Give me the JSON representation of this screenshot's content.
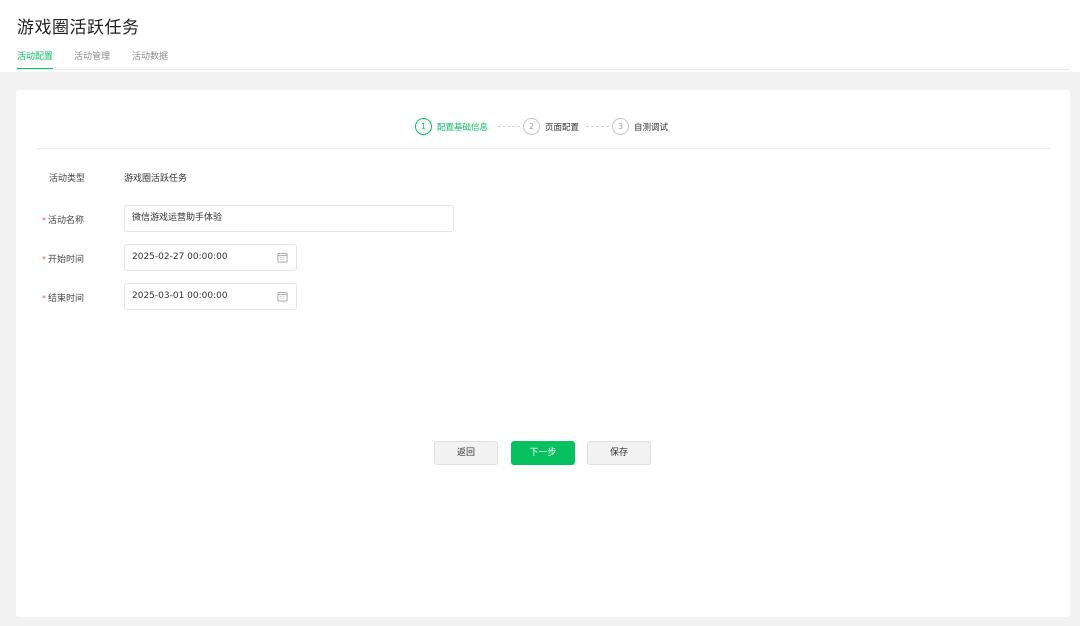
{
  "page": {
    "title": "游戏圈活跃任务"
  },
  "tabs": [
    {
      "label": "活动配置",
      "active": true
    },
    {
      "label": "活动管理",
      "active": false
    },
    {
      "label": "活动数据",
      "active": false
    }
  ],
  "steps": [
    {
      "num": "1",
      "label": "配置基础信息",
      "active": true
    },
    {
      "num": "2",
      "label": "页面配置",
      "active": false
    },
    {
      "num": "3",
      "label": "自测调试",
      "active": false
    }
  ],
  "form": {
    "activity_type": {
      "label": "活动类型",
      "value": "游戏圈活跃任务"
    },
    "activity_name": {
      "label": "活动名称",
      "required_mark": "*",
      "value": "微信游戏运营助手体验"
    },
    "start_time": {
      "label": "开始时间",
      "required_mark": "*",
      "value": "2025-02-27 00:00:00",
      "icon": "calendar-icon"
    },
    "end_time": {
      "label": "结束时间",
      "required_mark": "*",
      "value": "2025-03-01 00:00:00",
      "icon": "calendar-icon"
    }
  },
  "buttons": {
    "back": "返回",
    "next": "下一步",
    "save": "保存"
  },
  "colors": {
    "accent": "#07c160",
    "required": "#fa5151",
    "background": "#f2f2f2"
  }
}
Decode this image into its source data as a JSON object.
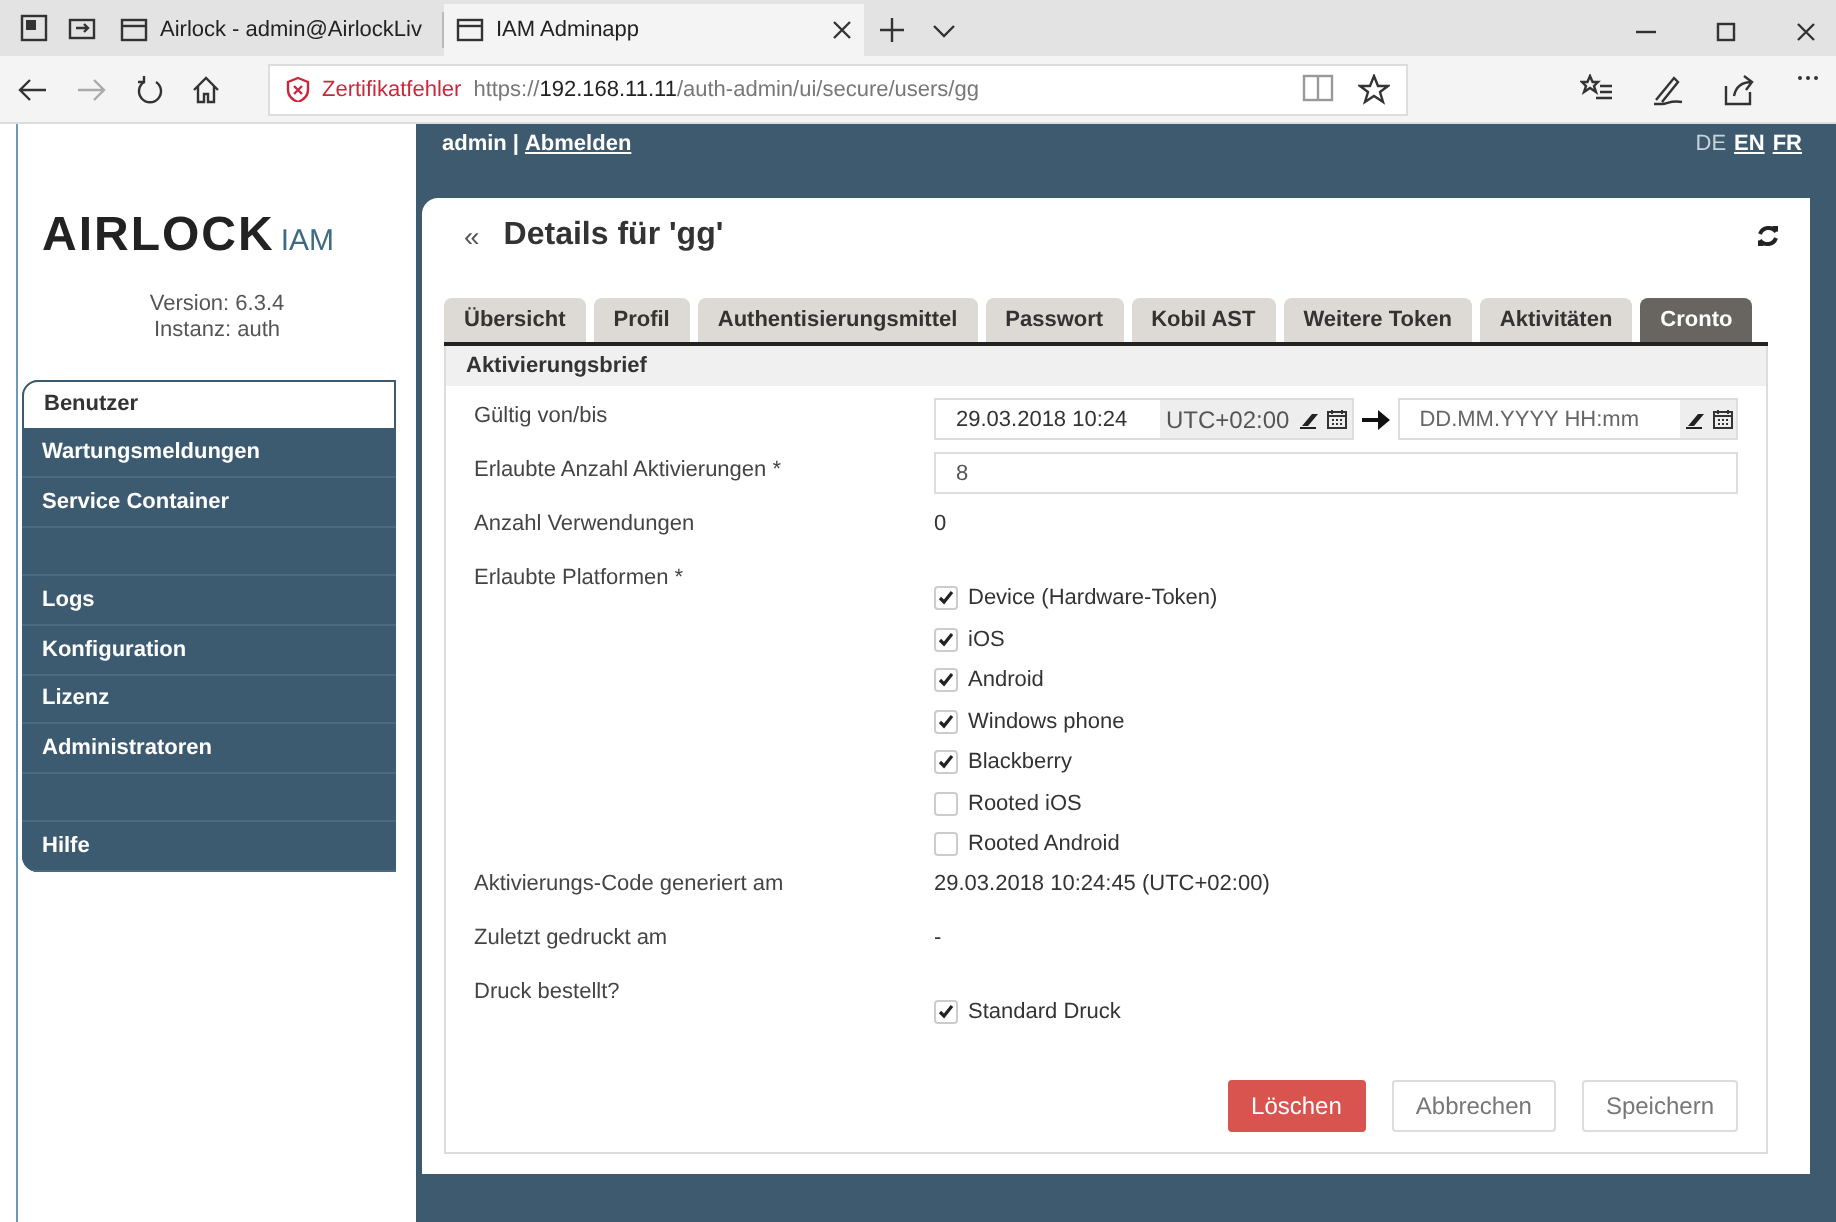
{
  "browser": {
    "tabs": [
      {
        "title": "Airlock - admin@AirlockLiv",
        "selected": false
      },
      {
        "title": "IAM Adminapp",
        "selected": true
      }
    ],
    "address": {
      "warning": "Zertifikatfehler",
      "scheme": "https://",
      "host": "192.168.11.11",
      "path": "/auth-admin/ui/secure/users/gg"
    }
  },
  "header": {
    "user": "admin",
    "separator": "|",
    "logout": "Abmelden",
    "languages": [
      {
        "code": "DE",
        "selected": true
      },
      {
        "code": "EN",
        "selected": false
      },
      {
        "code": "FR",
        "selected": false
      }
    ]
  },
  "sidebar": {
    "logo": {
      "main": "AIRLOCK",
      "sub": "IAM"
    },
    "version": "Version: 6.3.4",
    "instance": "Instanz: auth",
    "items": [
      {
        "kind": "item",
        "label": "Benutzer",
        "selected": true
      },
      {
        "kind": "item",
        "label": "Wartungsmeldungen",
        "selected": false
      },
      {
        "kind": "item",
        "label": "Service Container",
        "selected": false
      },
      {
        "kind": "spacer"
      },
      {
        "kind": "item",
        "label": "Logs",
        "selected": false
      },
      {
        "kind": "item",
        "label": "Konfiguration",
        "selected": false
      },
      {
        "kind": "item",
        "label": "Lizenz",
        "selected": false
      },
      {
        "kind": "item",
        "label": "Administratoren",
        "selected": false
      },
      {
        "kind": "spacer"
      },
      {
        "kind": "item",
        "label": "Hilfe",
        "selected": false
      }
    ]
  },
  "page": {
    "back": "«",
    "title": "Details für 'gg'",
    "tabs": [
      {
        "label": "Übersicht",
        "selected": false
      },
      {
        "label": "Profil",
        "selected": false
      },
      {
        "label": "Authentisierungsmittel",
        "selected": false
      },
      {
        "label": "Passwort",
        "selected": false
      },
      {
        "label": "Kobil AST",
        "selected": false
      },
      {
        "label": "Weitere Token",
        "selected": false
      },
      {
        "label": "Aktivitäten",
        "selected": false
      },
      {
        "label": "Cronto",
        "selected": true
      }
    ],
    "section": "Aktivierungsbrief",
    "fields": [
      {
        "kind": "daterange",
        "label": "Gültig von/bis",
        "from": {
          "value": "29.03.2018 10:24",
          "timezone": "UTC+02:00"
        },
        "to": {
          "placeholder": "DD.MM.YYYY HH:mm"
        }
      },
      {
        "kind": "input",
        "label": "Erlaubte Anzahl Aktivierungen *",
        "value": "8"
      },
      {
        "kind": "text",
        "label": "Anzahl Verwendungen",
        "value": "0"
      },
      {
        "kind": "checkboxes",
        "label": "Erlaubte Platformen *",
        "options": [
          {
            "label": "Device (Hardware-Token)",
            "checked": true
          },
          {
            "label": "iOS",
            "checked": true
          },
          {
            "label": "Android",
            "checked": true
          },
          {
            "label": "Windows phone",
            "checked": true
          },
          {
            "label": "Blackberry",
            "checked": true
          },
          {
            "label": "Rooted iOS",
            "checked": false
          },
          {
            "label": "Rooted Android",
            "checked": false
          }
        ]
      },
      {
        "kind": "text",
        "label": "Aktivierungs-Code generiert am",
        "value": "29.03.2018 10:24:45 (UTC+02:00)"
      },
      {
        "kind": "text",
        "label": "Zuletzt gedruckt am",
        "value": "-"
      },
      {
        "kind": "checkboxes",
        "label": "Druck bestellt?",
        "options": [
          {
            "label": "Standard Druck",
            "checked": true
          }
        ]
      }
    ],
    "buttons": [
      {
        "label": "Löschen",
        "kind": "danger"
      },
      {
        "label": "Abbrechen",
        "kind": "default"
      },
      {
        "label": "Speichern",
        "kind": "default"
      }
    ]
  }
}
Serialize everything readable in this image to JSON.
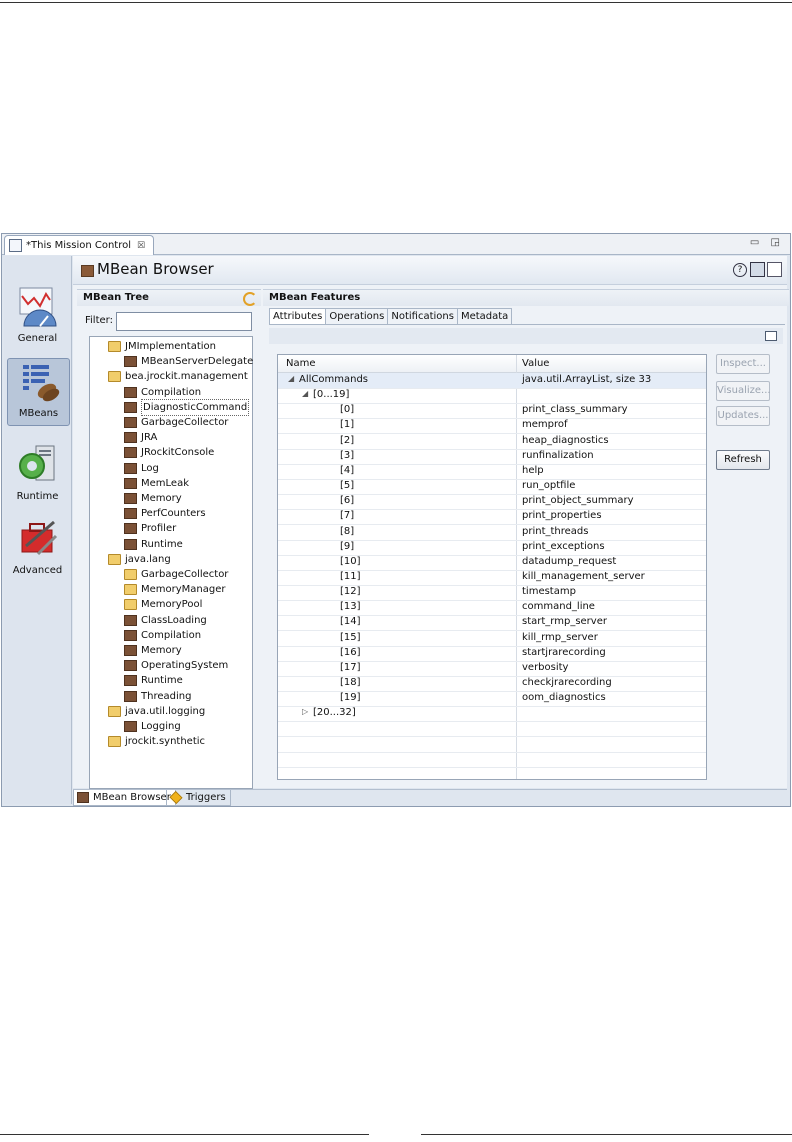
{
  "editor_tab": {
    "title": "*This Mission Control",
    "close": "☒"
  },
  "window_controls": "▭ ◲",
  "sidebar": [
    {
      "label": "General"
    },
    {
      "label": "MBeans",
      "selected": true
    },
    {
      "label": "Runtime"
    },
    {
      "label": "Advanced"
    }
  ],
  "page": {
    "title": "MBean Browser",
    "help": "?"
  },
  "tree_panel": {
    "title": "MBean Tree",
    "filter_label": "Filter:",
    "filter_value": ""
  },
  "tree": [
    {
      "label": "JMImplementation",
      "level": 0,
      "icon": "folder-icon"
    },
    {
      "label": "MBeanServerDelegate",
      "level": 1,
      "icon": "mbean-icon"
    },
    {
      "label": "bea.jrockit.management",
      "level": 0,
      "icon": "folder-icon"
    },
    {
      "label": "Compilation",
      "level": 1,
      "icon": "mbean-icon"
    },
    {
      "label": "DiagnosticCommand",
      "level": 1,
      "icon": "mbean-icon",
      "selected": true
    },
    {
      "label": "GarbageCollector",
      "level": 1,
      "icon": "mbean-icon"
    },
    {
      "label": "JRA",
      "level": 1,
      "icon": "mbean-icon"
    },
    {
      "label": "JRockitConsole",
      "level": 1,
      "icon": "mbean-icon"
    },
    {
      "label": "Log",
      "level": 1,
      "icon": "mbean-icon"
    },
    {
      "label": "MemLeak",
      "level": 1,
      "icon": "mbean-icon"
    },
    {
      "label": "Memory",
      "level": 1,
      "icon": "mbean-icon"
    },
    {
      "label": "PerfCounters",
      "level": 1,
      "icon": "mbean-icon"
    },
    {
      "label": "Profiler",
      "level": 1,
      "icon": "mbean-icon"
    },
    {
      "label": "Runtime",
      "level": 1,
      "icon": "mbean-icon"
    },
    {
      "label": "java.lang",
      "level": 0,
      "icon": "folder-icon"
    },
    {
      "label": "GarbageCollector",
      "level": 1,
      "icon": "folder-icon"
    },
    {
      "label": "MemoryManager",
      "level": 1,
      "icon": "folder-icon"
    },
    {
      "label": "MemoryPool",
      "level": 1,
      "icon": "folder-icon"
    },
    {
      "label": "ClassLoading",
      "level": 1,
      "icon": "mbean-icon"
    },
    {
      "label": "Compilation",
      "level": 1,
      "icon": "mbean-icon"
    },
    {
      "label": "Memory",
      "level": 1,
      "icon": "mbean-icon"
    },
    {
      "label": "OperatingSystem",
      "level": 1,
      "icon": "mbean-icon"
    },
    {
      "label": "Runtime",
      "level": 1,
      "icon": "mbean-icon"
    },
    {
      "label": "Threading",
      "level": 1,
      "icon": "mbean-icon"
    },
    {
      "label": "java.util.logging",
      "level": 0,
      "icon": "folder-icon"
    },
    {
      "label": "Logging",
      "level": 1,
      "icon": "mbean-icon"
    },
    {
      "label": "jrockit.synthetic",
      "level": 0,
      "icon": "folder-icon"
    }
  ],
  "features_panel": {
    "title": "MBean Features",
    "tabs": [
      "Attributes",
      "Operations",
      "Notifications",
      "Metadata"
    ],
    "active_tab": "Attributes"
  },
  "attributes_table": {
    "columns": [
      "Name",
      "Value"
    ],
    "rows": [
      {
        "name": "AllCommands",
        "value": "java.util.ArrayList, size 33",
        "level": 0,
        "expander": "expanded"
      },
      {
        "name": "[0...19]",
        "value": "",
        "level": 1,
        "expander": "expanded"
      },
      {
        "name": "[0]",
        "value": "print_class_summary",
        "level": 2
      },
      {
        "name": "[1]",
        "value": "memprof",
        "level": 2
      },
      {
        "name": "[2]",
        "value": "heap_diagnostics",
        "level": 2
      },
      {
        "name": "[3]",
        "value": "runfinalization",
        "level": 2
      },
      {
        "name": "[4]",
        "value": "help",
        "level": 2
      },
      {
        "name": "[5]",
        "value": "run_optfile",
        "level": 2
      },
      {
        "name": "[6]",
        "value": "print_object_summary",
        "level": 2
      },
      {
        "name": "[7]",
        "value": "print_properties",
        "level": 2
      },
      {
        "name": "[8]",
        "value": "print_threads",
        "level": 2
      },
      {
        "name": "[9]",
        "value": "print_exceptions",
        "level": 2
      },
      {
        "name": "[10]",
        "value": "datadump_request",
        "level": 2
      },
      {
        "name": "[11]",
        "value": "kill_management_server",
        "level": 2
      },
      {
        "name": "[12]",
        "value": "timestamp",
        "level": 2
      },
      {
        "name": "[13]",
        "value": "command_line",
        "level": 2
      },
      {
        "name": "[14]",
        "value": "start_rmp_server",
        "level": 2
      },
      {
        "name": "[15]",
        "value": "kill_rmp_server",
        "level": 2
      },
      {
        "name": "[16]",
        "value": "startjrarecording",
        "level": 2
      },
      {
        "name": "[17]",
        "value": "verbosity",
        "level": 2
      },
      {
        "name": "[18]",
        "value": "checkjrarecording",
        "level": 2
      },
      {
        "name": "[19]",
        "value": "oom_diagnostics",
        "level": 2
      },
      {
        "name": "[20...32]",
        "value": "",
        "level": 1,
        "expander": "collapsed"
      }
    ]
  },
  "buttons": [
    {
      "label": "Inspect...",
      "enabled": false
    },
    {
      "label": "Visualize...",
      "enabled": false
    },
    {
      "label": "Updates...",
      "enabled": false
    },
    {
      "label": "Refresh",
      "enabled": true
    }
  ],
  "bottom_tabs": [
    {
      "label": "MBean Browser",
      "active": true,
      "icon": "mbean-icon"
    },
    {
      "label": "Triggers",
      "active": false,
      "icon": "trigger-icon"
    }
  ]
}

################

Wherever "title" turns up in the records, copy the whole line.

    "title": "游戏圈活跃任务"
        "title": "Airlock - admin@AirlockLiv",
        "title": "IAM Adminapp",
    "title": "Details für 'gg'",
    "title": "*This Mission Control",
    "title": "MBean Browser",
    "title": "MBean Tree",
    "title": "MBean Features",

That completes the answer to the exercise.